**Task brief**
Counting every line in the entries below where the word "content" occurs, report how many there are. Give only that number.

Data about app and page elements

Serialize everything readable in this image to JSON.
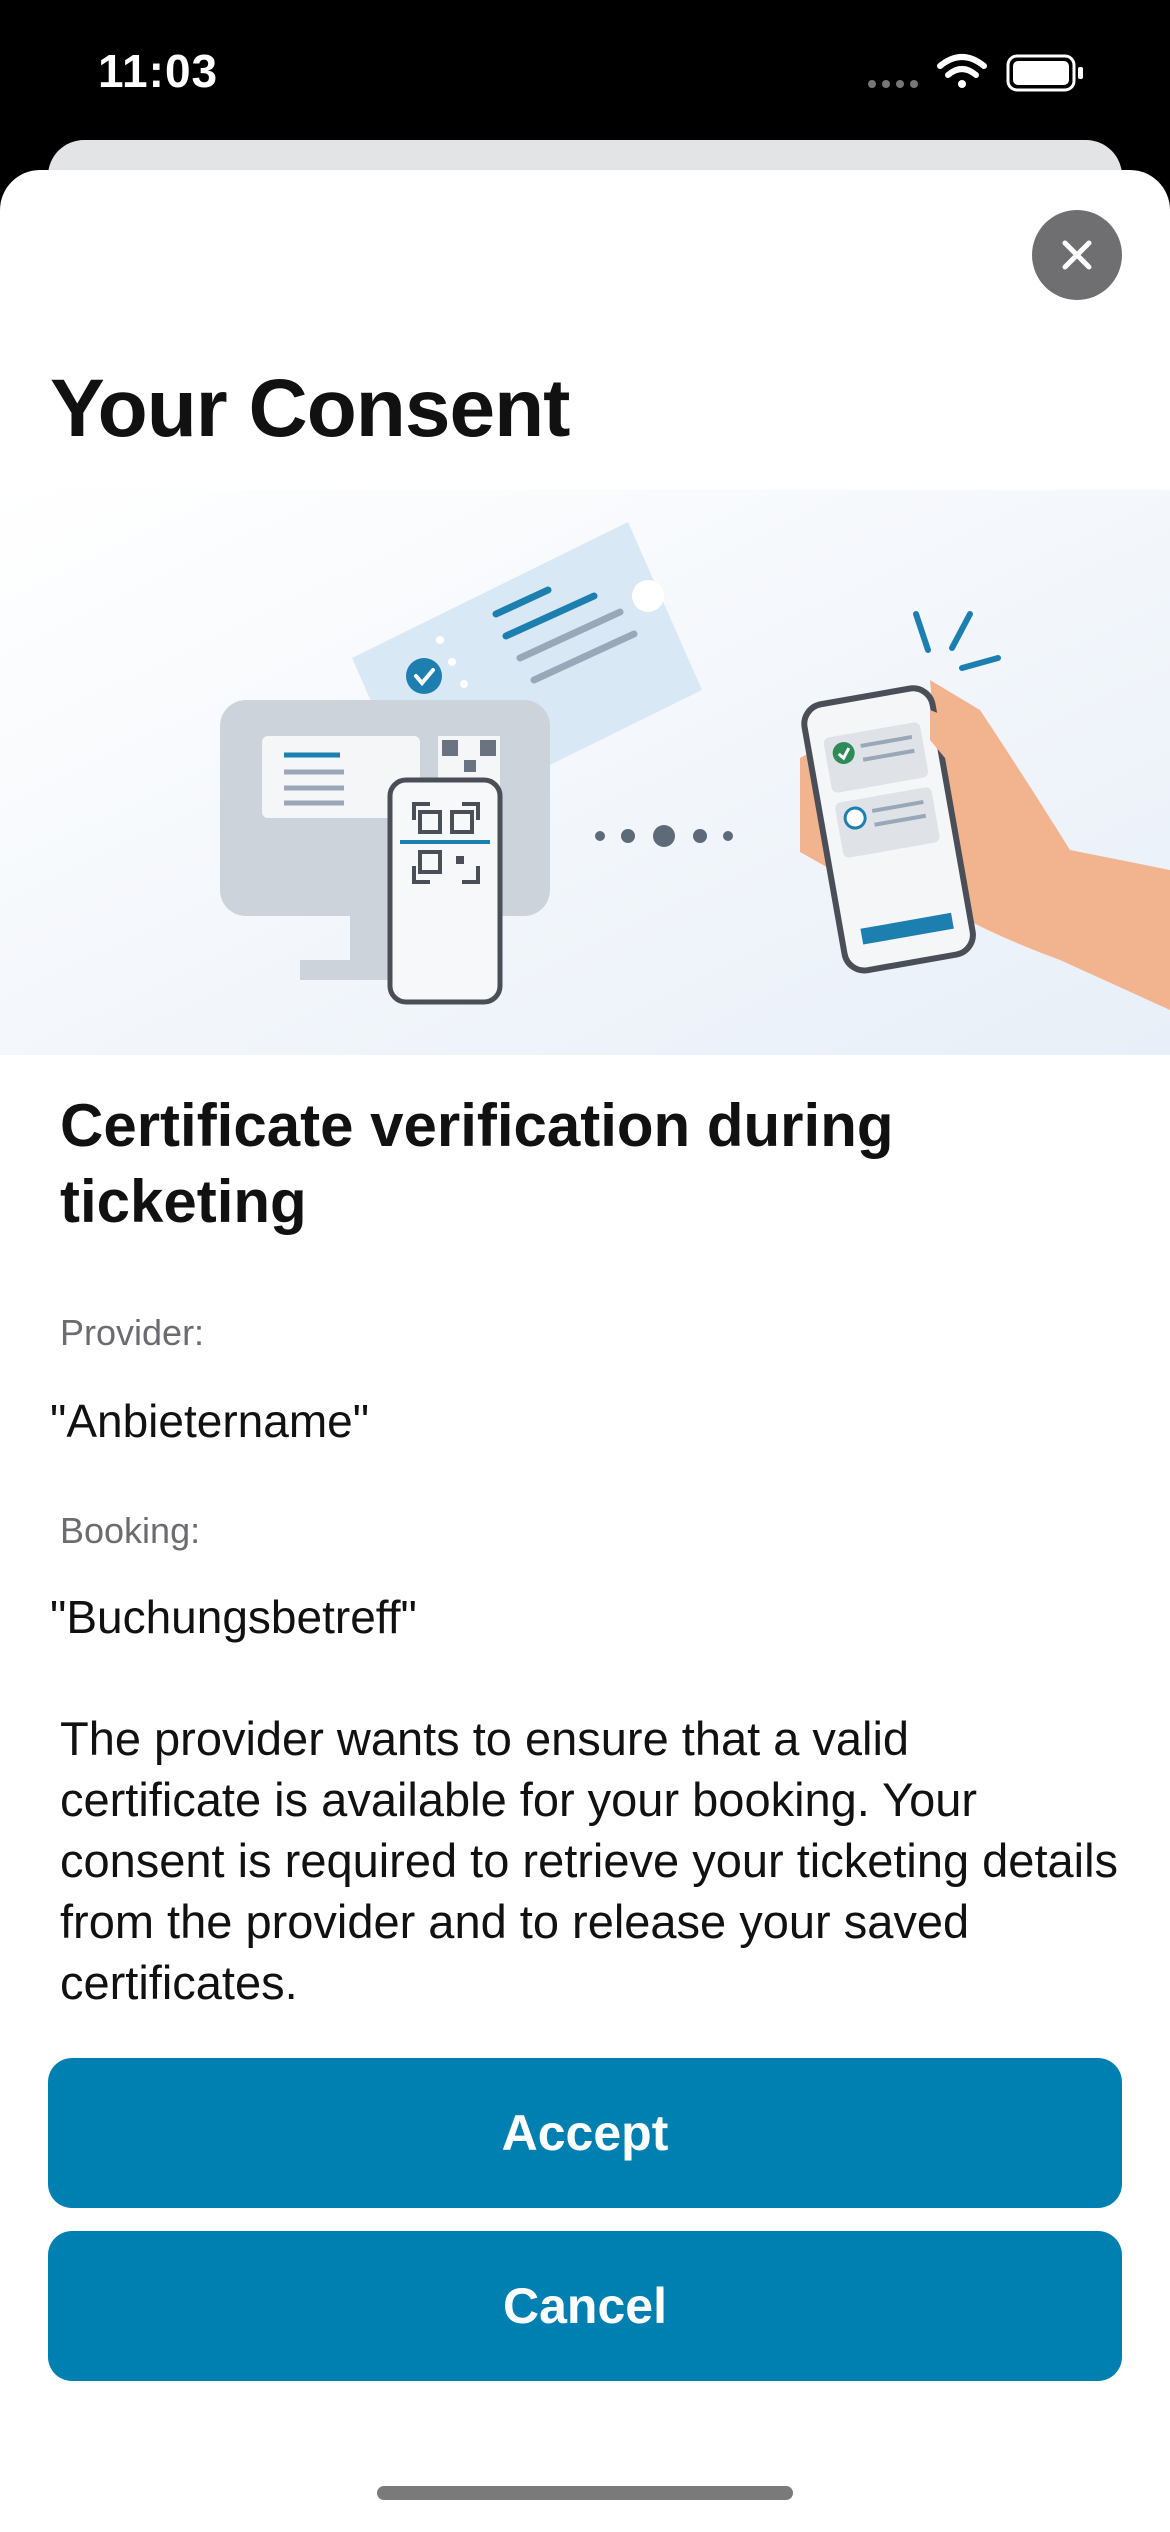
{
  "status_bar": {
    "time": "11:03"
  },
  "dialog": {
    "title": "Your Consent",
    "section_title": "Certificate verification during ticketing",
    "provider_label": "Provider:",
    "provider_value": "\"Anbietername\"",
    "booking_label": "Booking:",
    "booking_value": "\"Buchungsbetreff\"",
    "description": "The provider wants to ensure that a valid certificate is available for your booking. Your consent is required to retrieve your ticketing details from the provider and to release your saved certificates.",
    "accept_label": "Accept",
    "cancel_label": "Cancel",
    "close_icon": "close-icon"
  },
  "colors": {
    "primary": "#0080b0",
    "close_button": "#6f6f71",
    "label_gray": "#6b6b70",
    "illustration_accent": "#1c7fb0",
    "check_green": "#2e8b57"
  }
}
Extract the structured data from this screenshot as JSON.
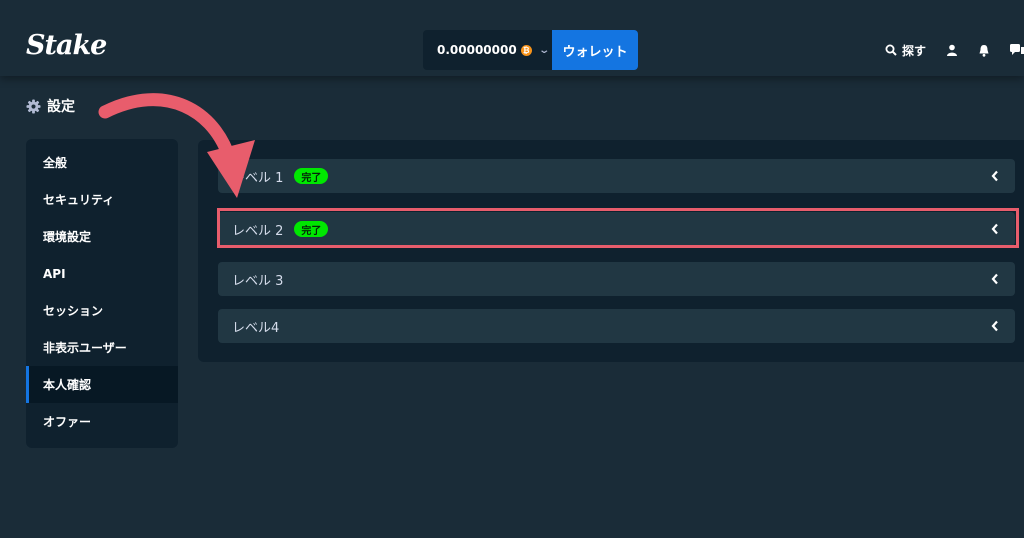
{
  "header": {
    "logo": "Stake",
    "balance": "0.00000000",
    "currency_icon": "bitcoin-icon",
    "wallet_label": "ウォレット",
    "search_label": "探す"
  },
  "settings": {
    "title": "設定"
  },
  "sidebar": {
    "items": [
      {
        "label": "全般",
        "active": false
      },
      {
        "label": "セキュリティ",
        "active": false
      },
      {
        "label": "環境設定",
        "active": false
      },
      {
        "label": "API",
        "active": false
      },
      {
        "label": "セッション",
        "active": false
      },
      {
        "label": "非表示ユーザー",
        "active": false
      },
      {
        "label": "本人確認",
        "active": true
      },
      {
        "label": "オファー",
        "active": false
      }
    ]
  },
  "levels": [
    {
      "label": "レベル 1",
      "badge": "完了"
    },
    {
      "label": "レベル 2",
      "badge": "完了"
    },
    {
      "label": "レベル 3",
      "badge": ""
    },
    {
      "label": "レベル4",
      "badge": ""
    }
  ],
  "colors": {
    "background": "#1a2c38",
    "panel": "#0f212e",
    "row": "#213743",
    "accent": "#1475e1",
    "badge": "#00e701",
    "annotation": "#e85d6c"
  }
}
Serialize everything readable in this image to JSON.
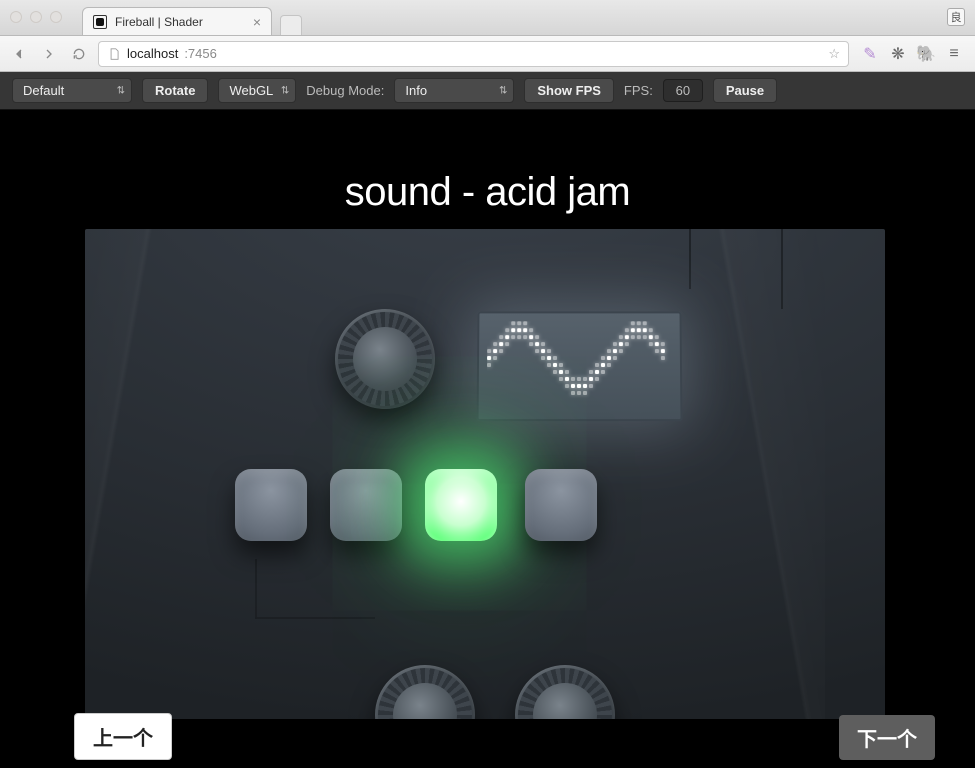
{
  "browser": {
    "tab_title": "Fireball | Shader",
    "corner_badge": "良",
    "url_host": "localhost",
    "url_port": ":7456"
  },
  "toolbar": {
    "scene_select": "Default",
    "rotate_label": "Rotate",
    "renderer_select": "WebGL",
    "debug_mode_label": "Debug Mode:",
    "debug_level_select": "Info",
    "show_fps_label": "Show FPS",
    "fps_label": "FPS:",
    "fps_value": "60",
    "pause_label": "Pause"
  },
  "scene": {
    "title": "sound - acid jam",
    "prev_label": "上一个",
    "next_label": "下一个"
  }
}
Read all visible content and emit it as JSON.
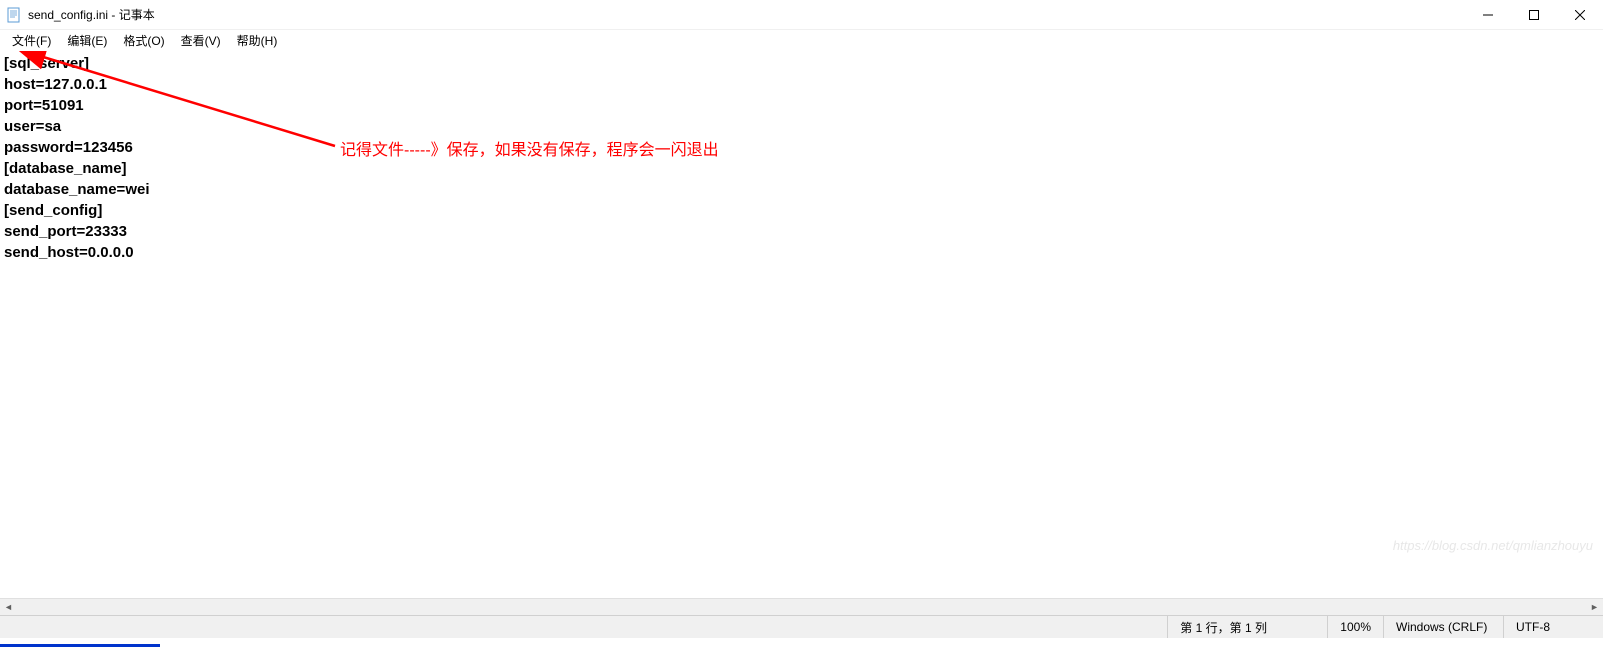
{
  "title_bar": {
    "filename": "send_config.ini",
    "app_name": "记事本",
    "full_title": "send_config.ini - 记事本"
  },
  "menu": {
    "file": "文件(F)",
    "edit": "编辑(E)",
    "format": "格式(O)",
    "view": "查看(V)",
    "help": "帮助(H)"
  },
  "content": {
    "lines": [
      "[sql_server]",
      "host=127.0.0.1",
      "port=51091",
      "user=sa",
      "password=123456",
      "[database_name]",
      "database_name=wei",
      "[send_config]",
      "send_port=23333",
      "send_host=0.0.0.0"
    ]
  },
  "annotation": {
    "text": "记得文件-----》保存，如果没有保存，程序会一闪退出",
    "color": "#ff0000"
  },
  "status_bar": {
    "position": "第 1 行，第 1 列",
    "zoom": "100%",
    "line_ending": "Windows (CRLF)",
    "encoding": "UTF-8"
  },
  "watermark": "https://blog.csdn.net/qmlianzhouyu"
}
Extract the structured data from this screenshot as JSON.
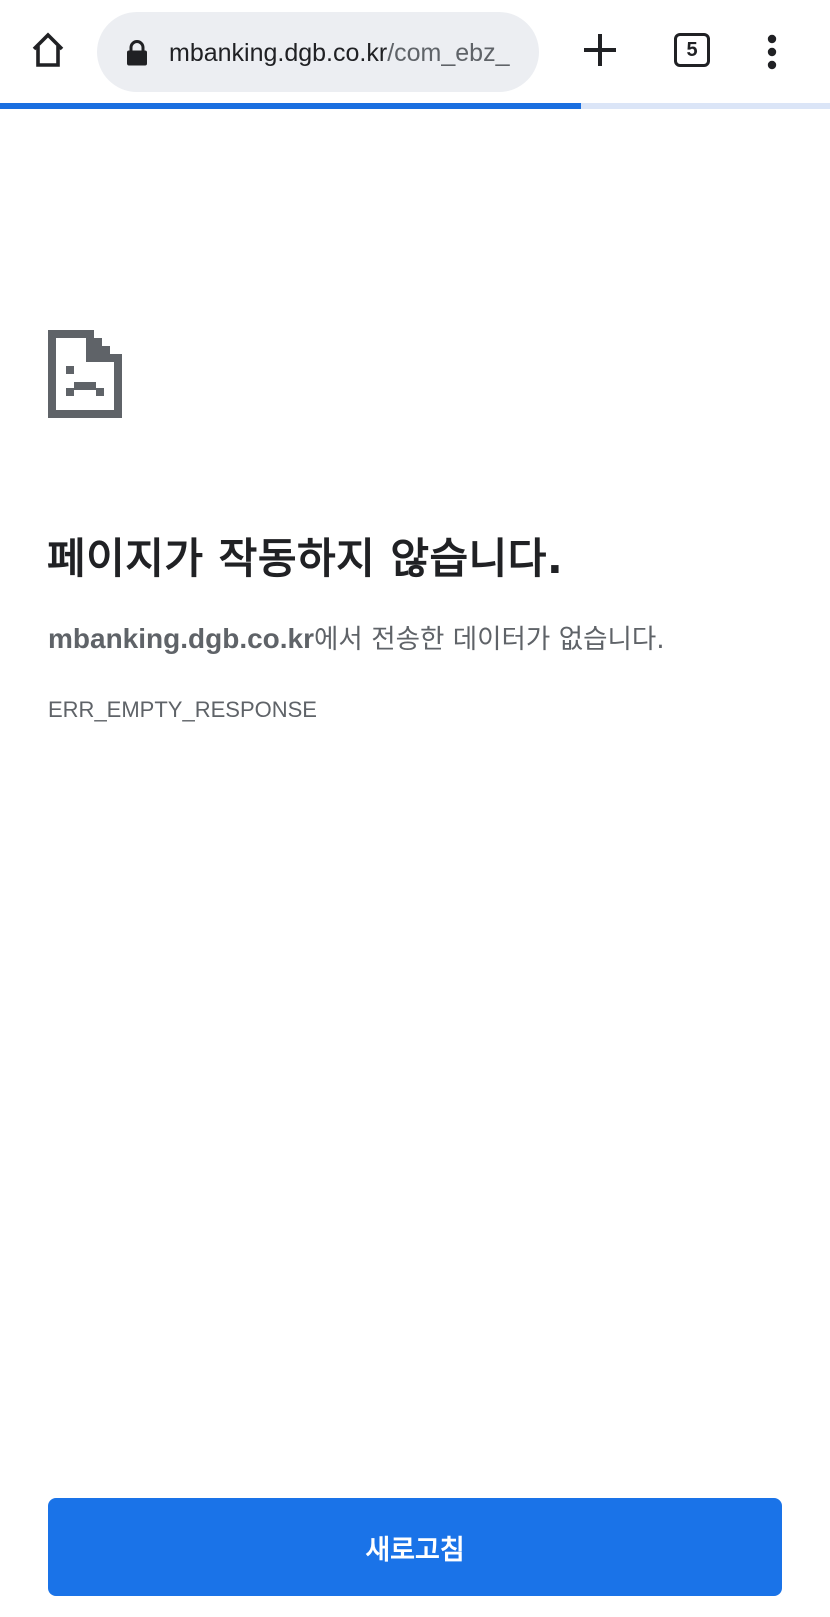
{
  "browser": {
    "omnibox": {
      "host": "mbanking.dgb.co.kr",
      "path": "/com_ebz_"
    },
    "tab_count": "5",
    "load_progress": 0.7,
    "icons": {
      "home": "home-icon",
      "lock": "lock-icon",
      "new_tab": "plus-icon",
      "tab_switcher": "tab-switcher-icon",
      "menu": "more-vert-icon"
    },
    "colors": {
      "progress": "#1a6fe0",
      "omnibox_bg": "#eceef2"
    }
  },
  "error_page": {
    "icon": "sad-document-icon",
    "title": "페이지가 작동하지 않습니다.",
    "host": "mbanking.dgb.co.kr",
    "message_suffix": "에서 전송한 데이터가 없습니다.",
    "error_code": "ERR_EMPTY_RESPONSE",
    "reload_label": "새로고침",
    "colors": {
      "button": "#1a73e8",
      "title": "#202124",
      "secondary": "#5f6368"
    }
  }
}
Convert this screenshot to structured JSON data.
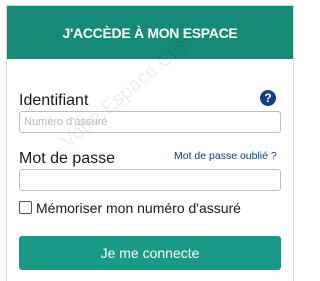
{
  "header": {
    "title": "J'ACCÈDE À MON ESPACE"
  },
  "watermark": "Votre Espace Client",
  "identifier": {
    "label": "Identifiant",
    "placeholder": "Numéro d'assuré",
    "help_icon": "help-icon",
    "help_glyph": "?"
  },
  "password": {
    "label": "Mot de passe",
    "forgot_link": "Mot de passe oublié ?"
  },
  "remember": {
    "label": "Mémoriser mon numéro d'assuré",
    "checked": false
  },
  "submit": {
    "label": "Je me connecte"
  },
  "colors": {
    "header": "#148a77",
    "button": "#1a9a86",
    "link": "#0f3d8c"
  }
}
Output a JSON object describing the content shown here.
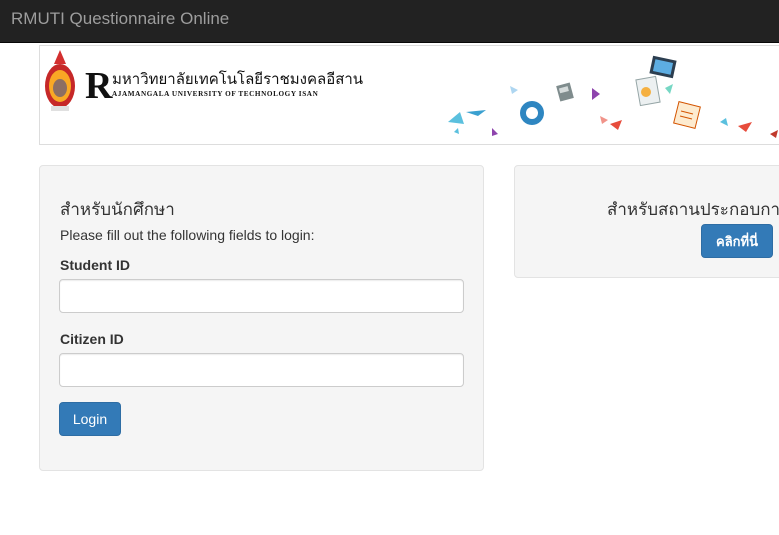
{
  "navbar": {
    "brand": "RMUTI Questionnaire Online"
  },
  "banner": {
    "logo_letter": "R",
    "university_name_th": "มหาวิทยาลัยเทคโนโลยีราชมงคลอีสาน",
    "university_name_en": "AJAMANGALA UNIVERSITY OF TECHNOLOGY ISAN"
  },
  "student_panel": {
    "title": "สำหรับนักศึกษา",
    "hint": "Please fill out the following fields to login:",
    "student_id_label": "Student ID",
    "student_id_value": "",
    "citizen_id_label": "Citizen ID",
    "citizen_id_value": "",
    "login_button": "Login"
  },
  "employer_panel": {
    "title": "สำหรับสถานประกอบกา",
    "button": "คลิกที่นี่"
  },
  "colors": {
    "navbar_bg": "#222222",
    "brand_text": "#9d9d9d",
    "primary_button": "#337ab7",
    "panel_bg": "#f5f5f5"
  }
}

**Output**
3